The demand curve

The demand curve represents the willingness to pay for a
good or service of all consumers in a market. The demand curve
$D\left(p\right)$
indicates at a price p the total quantity of the good demanded.

The (market) demand curve represents the sum of all individual demands.

A point on the demand curve has the following meaning (see graph): For this
price (y-axis), this amount of goods (x- axis) is being demanded.

Please note: In contrast to the usual mathematical representation, the free
variable (the price) is shown on the ordinate (y-axis) and the dependent variable
(the quantity) on the abscissa (x-axis).

The demand curve is generally negatively sloped, meaning that the higher the
price, the less demand there is. There are two main reasons for this. Firstly, if the
price is higher, fewer customers are willing to buy the good, so the number of
consumers decreases. Secondly, individual demand also decreases at a higher price
(we will deal with exceptions such as the Snob Effect later). This can be explained
by the budget effect or alternatives.

The budget effect will be illustrated by an example:

On a hot summer day, a boy wants to buy ice cream at an ice cream parlor with 5
Euros in his pocket. If the scoop costs 50 cents, he can afford 10 scoops. If the
scoop costs 70 cents, he can only buy 7 scoops, at 1 euro per scoop he
can buy 5 scoops, and at 2 euros per scoop the boy can only afford 2
scoops.

At a price above 5 Euro per scoop, he can no longer buy a scoop, the demand is
zero. This price, at which there is no more demand for a good, is called the
prohibitive price. The quantity that is demanded at a price of zero, i.e. when
the good is given away, is called saturation quantity. This is finite,
since every commodity will eventually reach saturation, even ice cream in
summer.

As you can see from the example, demand curves are actually step shaped, as only
whole units or certain fractions can be demanded. As a rule, however, demand
curves are not modeled as step functions but as smooth curves, for example as
straight lines like in the above graphic. This is based on the assumption that if
markets are sufficiently large, for example, 80 million consumers in Germany, the
steps are infinitesimally small.
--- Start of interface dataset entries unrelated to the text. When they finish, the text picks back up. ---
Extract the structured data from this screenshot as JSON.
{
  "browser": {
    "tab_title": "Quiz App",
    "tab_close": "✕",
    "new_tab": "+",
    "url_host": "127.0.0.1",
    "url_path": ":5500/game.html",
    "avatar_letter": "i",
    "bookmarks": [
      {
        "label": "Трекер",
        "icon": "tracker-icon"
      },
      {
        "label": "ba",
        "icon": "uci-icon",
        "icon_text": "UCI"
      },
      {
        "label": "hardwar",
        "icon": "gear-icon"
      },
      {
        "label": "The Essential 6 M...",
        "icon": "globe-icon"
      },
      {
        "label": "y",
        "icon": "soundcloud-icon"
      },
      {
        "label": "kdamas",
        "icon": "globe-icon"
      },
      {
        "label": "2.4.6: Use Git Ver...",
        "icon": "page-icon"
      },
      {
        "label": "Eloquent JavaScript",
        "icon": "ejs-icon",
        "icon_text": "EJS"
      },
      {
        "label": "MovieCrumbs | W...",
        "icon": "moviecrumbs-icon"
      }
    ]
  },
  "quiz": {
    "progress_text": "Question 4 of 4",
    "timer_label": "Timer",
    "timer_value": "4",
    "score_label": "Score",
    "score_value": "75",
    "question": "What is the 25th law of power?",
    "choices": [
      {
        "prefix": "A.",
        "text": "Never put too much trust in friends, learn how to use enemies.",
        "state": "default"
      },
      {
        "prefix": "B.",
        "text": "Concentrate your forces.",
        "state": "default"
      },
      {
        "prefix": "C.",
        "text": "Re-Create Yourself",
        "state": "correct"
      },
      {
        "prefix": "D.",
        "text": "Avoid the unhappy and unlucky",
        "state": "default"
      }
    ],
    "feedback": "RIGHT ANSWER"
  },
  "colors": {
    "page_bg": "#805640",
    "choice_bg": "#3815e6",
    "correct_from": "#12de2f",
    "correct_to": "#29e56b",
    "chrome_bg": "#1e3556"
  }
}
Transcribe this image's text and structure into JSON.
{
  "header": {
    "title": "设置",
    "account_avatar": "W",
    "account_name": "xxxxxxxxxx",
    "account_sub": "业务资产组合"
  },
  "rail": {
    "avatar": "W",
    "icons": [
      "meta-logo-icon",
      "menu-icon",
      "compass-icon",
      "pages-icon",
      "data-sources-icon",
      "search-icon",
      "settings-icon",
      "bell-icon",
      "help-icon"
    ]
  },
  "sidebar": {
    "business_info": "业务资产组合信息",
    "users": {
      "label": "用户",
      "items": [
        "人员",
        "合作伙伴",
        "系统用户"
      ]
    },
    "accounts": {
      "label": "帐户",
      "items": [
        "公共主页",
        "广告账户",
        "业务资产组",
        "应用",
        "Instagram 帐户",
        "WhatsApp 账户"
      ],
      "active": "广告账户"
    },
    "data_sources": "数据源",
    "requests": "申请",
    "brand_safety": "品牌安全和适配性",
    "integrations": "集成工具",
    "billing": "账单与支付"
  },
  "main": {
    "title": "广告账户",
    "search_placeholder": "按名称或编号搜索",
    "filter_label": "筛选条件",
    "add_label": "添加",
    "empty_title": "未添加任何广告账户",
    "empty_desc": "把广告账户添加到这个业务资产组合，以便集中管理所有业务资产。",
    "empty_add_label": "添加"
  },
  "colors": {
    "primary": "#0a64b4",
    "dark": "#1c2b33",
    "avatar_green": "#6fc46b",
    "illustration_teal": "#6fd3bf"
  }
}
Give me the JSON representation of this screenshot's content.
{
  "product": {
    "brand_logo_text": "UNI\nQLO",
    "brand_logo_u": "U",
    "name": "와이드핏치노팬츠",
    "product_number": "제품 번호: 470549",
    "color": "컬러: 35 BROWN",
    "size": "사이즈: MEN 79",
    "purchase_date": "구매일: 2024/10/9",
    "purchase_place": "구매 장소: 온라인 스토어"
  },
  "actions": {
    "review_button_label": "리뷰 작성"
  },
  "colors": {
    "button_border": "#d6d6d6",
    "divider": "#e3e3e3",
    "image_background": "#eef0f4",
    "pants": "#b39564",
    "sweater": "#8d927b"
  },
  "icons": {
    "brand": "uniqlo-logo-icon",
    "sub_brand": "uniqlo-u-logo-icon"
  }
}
(c) by Christian Bauer

Prof. Dr. Christian Bauer

Chair of monetary economics

Trier University

D-54296 Trier

Tel.: +49 (0)651/201-2743

E-mail: Bauer@uni-trier.de

URL: https://www.cbauer.de